Physics is the primary tool that we use to explore models for the mechanics of the universe. We use our current theoretical models of the universe and extrapolate backwards in order to hypothesize what came before what we currently observe.
The strongest theory I have ever read for the initial inciting force is the necessity for the existence of an "unmoved mover" (also called "prime mover").
It is philosophy that illuminated the unmoved mover. I would recommend reading about it. I will try to find a better link that Wikipedia, but it is a great start.
Nothing from astrophysicists that I have read has presented a convincing-enough argument for what comes before the Big Bang.
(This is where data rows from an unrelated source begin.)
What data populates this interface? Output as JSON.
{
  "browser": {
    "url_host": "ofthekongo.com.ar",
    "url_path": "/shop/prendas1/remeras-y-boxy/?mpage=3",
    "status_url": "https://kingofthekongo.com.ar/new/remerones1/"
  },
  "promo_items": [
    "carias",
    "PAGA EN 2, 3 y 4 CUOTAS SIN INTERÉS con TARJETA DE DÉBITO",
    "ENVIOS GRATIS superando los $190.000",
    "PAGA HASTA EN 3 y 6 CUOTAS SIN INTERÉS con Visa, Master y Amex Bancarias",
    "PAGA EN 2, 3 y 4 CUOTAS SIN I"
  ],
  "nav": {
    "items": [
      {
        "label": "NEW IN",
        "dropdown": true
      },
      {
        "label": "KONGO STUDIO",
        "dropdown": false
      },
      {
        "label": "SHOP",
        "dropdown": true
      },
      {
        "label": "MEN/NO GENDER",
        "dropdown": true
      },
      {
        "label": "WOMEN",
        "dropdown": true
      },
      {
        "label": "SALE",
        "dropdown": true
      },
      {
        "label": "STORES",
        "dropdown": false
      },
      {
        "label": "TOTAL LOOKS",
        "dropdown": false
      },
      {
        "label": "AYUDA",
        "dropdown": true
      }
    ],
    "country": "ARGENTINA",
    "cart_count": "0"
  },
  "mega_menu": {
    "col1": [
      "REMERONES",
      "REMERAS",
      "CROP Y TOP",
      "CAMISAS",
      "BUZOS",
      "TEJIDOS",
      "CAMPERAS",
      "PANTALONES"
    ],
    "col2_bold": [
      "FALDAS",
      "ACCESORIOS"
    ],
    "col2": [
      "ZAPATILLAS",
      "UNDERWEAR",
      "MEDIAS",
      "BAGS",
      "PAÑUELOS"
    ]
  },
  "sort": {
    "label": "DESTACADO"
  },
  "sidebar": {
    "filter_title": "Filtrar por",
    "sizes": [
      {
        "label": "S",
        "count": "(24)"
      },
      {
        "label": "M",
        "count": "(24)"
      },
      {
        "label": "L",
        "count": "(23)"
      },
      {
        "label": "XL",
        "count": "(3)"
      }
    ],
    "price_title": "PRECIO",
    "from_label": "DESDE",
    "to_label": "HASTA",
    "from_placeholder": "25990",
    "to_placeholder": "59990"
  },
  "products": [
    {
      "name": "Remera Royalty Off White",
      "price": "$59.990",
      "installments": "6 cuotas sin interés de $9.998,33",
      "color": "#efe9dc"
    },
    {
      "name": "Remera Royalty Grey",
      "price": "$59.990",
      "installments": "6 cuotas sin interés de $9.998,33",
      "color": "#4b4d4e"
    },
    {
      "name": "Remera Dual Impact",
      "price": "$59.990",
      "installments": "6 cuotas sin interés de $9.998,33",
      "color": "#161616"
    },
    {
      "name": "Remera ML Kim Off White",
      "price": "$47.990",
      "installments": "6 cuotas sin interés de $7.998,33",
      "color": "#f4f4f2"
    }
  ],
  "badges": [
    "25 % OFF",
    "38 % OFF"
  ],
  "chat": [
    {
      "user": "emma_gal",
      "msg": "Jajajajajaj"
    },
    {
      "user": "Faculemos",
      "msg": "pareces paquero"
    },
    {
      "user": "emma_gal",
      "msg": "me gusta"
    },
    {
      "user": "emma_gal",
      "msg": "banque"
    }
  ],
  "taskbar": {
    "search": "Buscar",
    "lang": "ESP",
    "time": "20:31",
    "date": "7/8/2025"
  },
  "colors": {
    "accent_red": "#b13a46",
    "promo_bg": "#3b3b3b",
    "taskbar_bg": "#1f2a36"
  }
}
Many refer to a singularity, but the force that initiated the expansion of the universe has not been successfully modeled.
This suggests that it is indeed philosophy that so far has been capable of going beyond the current scientific models proposed. (I consider religion as being an aspect of philosophy.)
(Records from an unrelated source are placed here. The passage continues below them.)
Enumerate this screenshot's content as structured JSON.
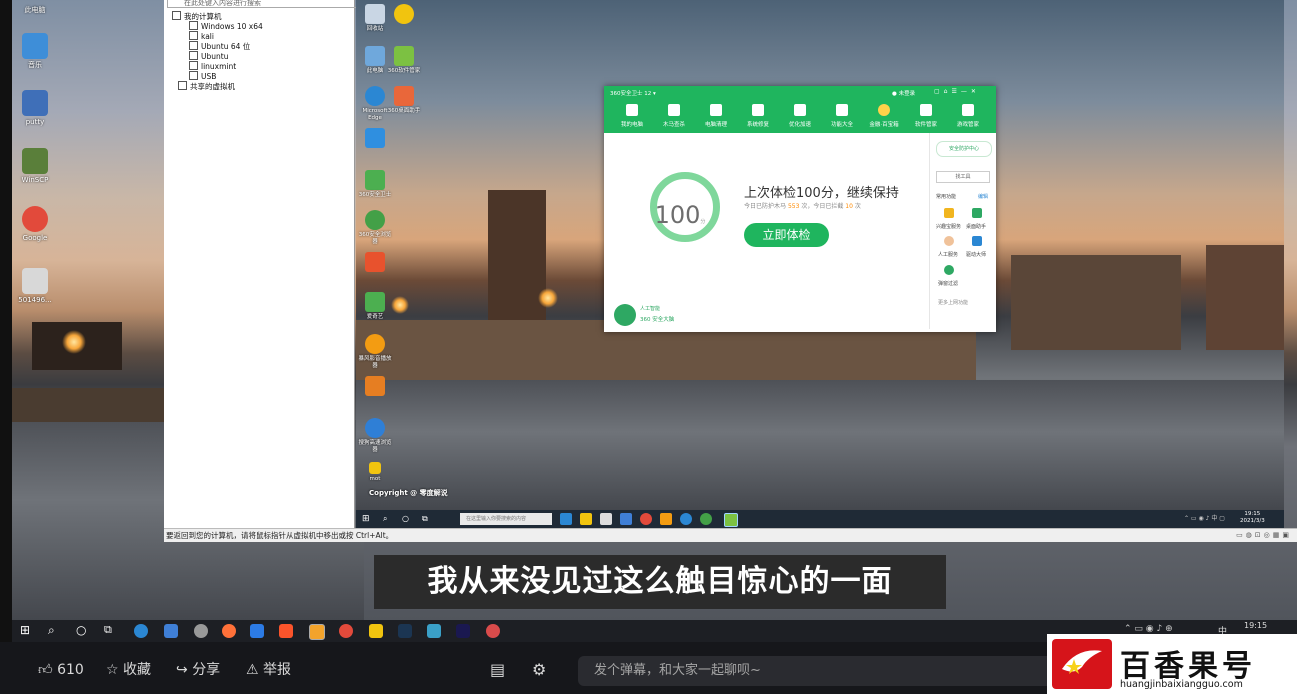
{
  "host_desktop": {
    "icons": [
      {
        "label": "此电脑",
        "color": "#8aa0b5"
      },
      {
        "label": "音乐",
        "color": "#3e8ed8"
      },
      {
        "label": "putty",
        "color": "#3f6fb8"
      },
      {
        "label": "WinSCP",
        "color": "#5a7f3a"
      },
      {
        "label": "Google",
        "color": "#e24a3b"
      },
      {
        "label": "501496...",
        "color": "#d8d8d8"
      }
    ]
  },
  "vm_panel": {
    "search_placeholder": "在此处键入内容进行搜索",
    "tree": {
      "root": "我的计算机",
      "items": [
        "Windows 10 x64",
        "kali",
        "Ubuntu 64 位",
        "Ubuntu",
        "linuxmint",
        "USB"
      ],
      "shared": "共享的虚拟机"
    },
    "status_text": "要返回到您的计算机，请将鼠标指针从虚拟机中移出或按 Ctrl+Alt。"
  },
  "guest_desktop": {
    "icons": [
      {
        "label": "回收站",
        "color": "#c9d6e4"
      },
      {
        "label": "",
        "color": "#f1c40f"
      },
      {
        "label": "此电脑",
        "color": "#6fa8dc"
      },
      {
        "label": "360软件管家",
        "color": "#7cc142"
      },
      {
        "label": "Microsoft Edge",
        "color": "#2b87d3"
      },
      {
        "label": "360桌面助手",
        "color": "#e9673a"
      },
      {
        "label": "",
        "color": "#2f8fe0"
      },
      {
        "label": "360安全卫士",
        "color": "#4caf50"
      },
      {
        "label": "360安全浏览器",
        "color": "#43a047"
      },
      {
        "label": "",
        "color": "#e8522d"
      },
      {
        "label": "爱奇艺",
        "color": "#4caf50"
      },
      {
        "label": "暴风影音播放器",
        "color": "#f39c12"
      },
      {
        "label": "",
        "color": "#e67e22"
      },
      {
        "label": "搜狗高速浏览器",
        "color": "#2f7fd6"
      },
      {
        "label": "mot",
        "color": "#f1c40f"
      }
    ],
    "copyright": "Copyright @ 零度解说"
  },
  "guest_taskbar": {
    "search_placeholder": "在这里输入你要搜索的内容",
    "time": "19:15",
    "date": "2021/3/3"
  },
  "window_360": {
    "title": "360安全卫士 12 ▾",
    "login": "未登录",
    "nav": [
      "我的电脑",
      "木马查杀",
      "电脑清理",
      "系统修复",
      "优化加速",
      "功能大全",
      "金融·百宝箱",
      "软件管家",
      "游戏管家"
    ],
    "score": "100",
    "score_unit": "分",
    "headline": "上次体检100分，继续保持",
    "subline_1": "今日已防护木马",
    "subline_num1": "553",
    "subline_2": "次，今日已拦截",
    "subline_num2": "10",
    "subline_3": "次",
    "check_button": "立即体检",
    "protect_center": "安全防护中心",
    "side_search": "找工具",
    "side_header": "常用功能",
    "side_edit": "编辑",
    "side_tools": [
      "兴趣宝服务",
      "桌面助手",
      "人工服务",
      "驱动大师",
      "弹窗过滤"
    ],
    "side_more": "更多上网功能",
    "brand": "360 安全大脑",
    "brand_badge": "人工智能"
  },
  "subtitle": "我从来没见过这么触目惊心的一面",
  "host_taskbar": {
    "time": "19:15",
    "ime": "中",
    "apps": [
      {
        "name": "edge",
        "color": "#2b87d3"
      },
      {
        "name": "mail",
        "color": "#3f7fd6"
      },
      {
        "name": "clock",
        "color": "#999999"
      },
      {
        "name": "firefox",
        "color": "#ff7139"
      },
      {
        "name": "todo",
        "color": "#2c7be5"
      },
      {
        "name": "brave",
        "color": "#fb542b"
      },
      {
        "name": "vmware",
        "color": "#f2a32b"
      },
      {
        "name": "chrome",
        "color": "#e24a3b"
      },
      {
        "name": "explorer",
        "color": "#f1c40f"
      },
      {
        "name": "photoshop",
        "color": "#1b3552"
      },
      {
        "name": "photos",
        "color": "#3aa0c8"
      },
      {
        "name": "premiere",
        "color": "#1a1850"
      },
      {
        "name": "app",
        "color": "#d94b4b"
      }
    ]
  },
  "bottom_bar": {
    "likes": "610",
    "favorite": "收藏",
    "share": "分享",
    "report": "举报",
    "danmaku_placeholder": "发个弹幕，和大家一起聊呗~"
  },
  "watermark": {
    "title": "百香果号",
    "url": "huangjinbaixiangguo.com"
  }
}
There are various proposed scenarios for the very early universe, most of which differ radically from one another.
A discussion of some of them can be found in the Wikipedia entry on the Chronology of the Universe:
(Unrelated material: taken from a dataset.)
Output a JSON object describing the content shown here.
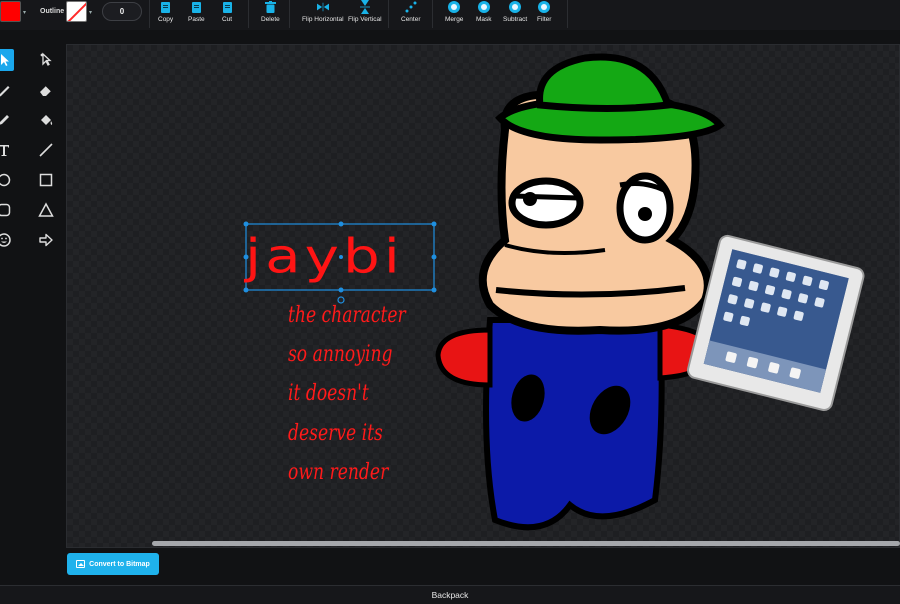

All ideas concerning the very early universe (cosmogony) are speculative. No accelerator experiments have yet probed energies of sufficient magnitude to provide any experimental insight into the behavior of matter at the energy levels that prevailed during this period. Proposed scenarios differ radically.... Some of these are mutually compatible, while others are not.
Science has limits. We use tools developed inside of a complex system to try to measure and model the system itself. It is likely impossible that we, as component parts of the system, could ever build a cohesive scientific model to accurately define the entire system. Science can only expand by extrapolating from our current models and rulesets. Philosophy is a different type of tool which can explore many things that the scientific method cannot. As such, it is essential.
Lastly, philosophy has throughout history originated a good percentage of the concepts that science has explored and tested to construct these models.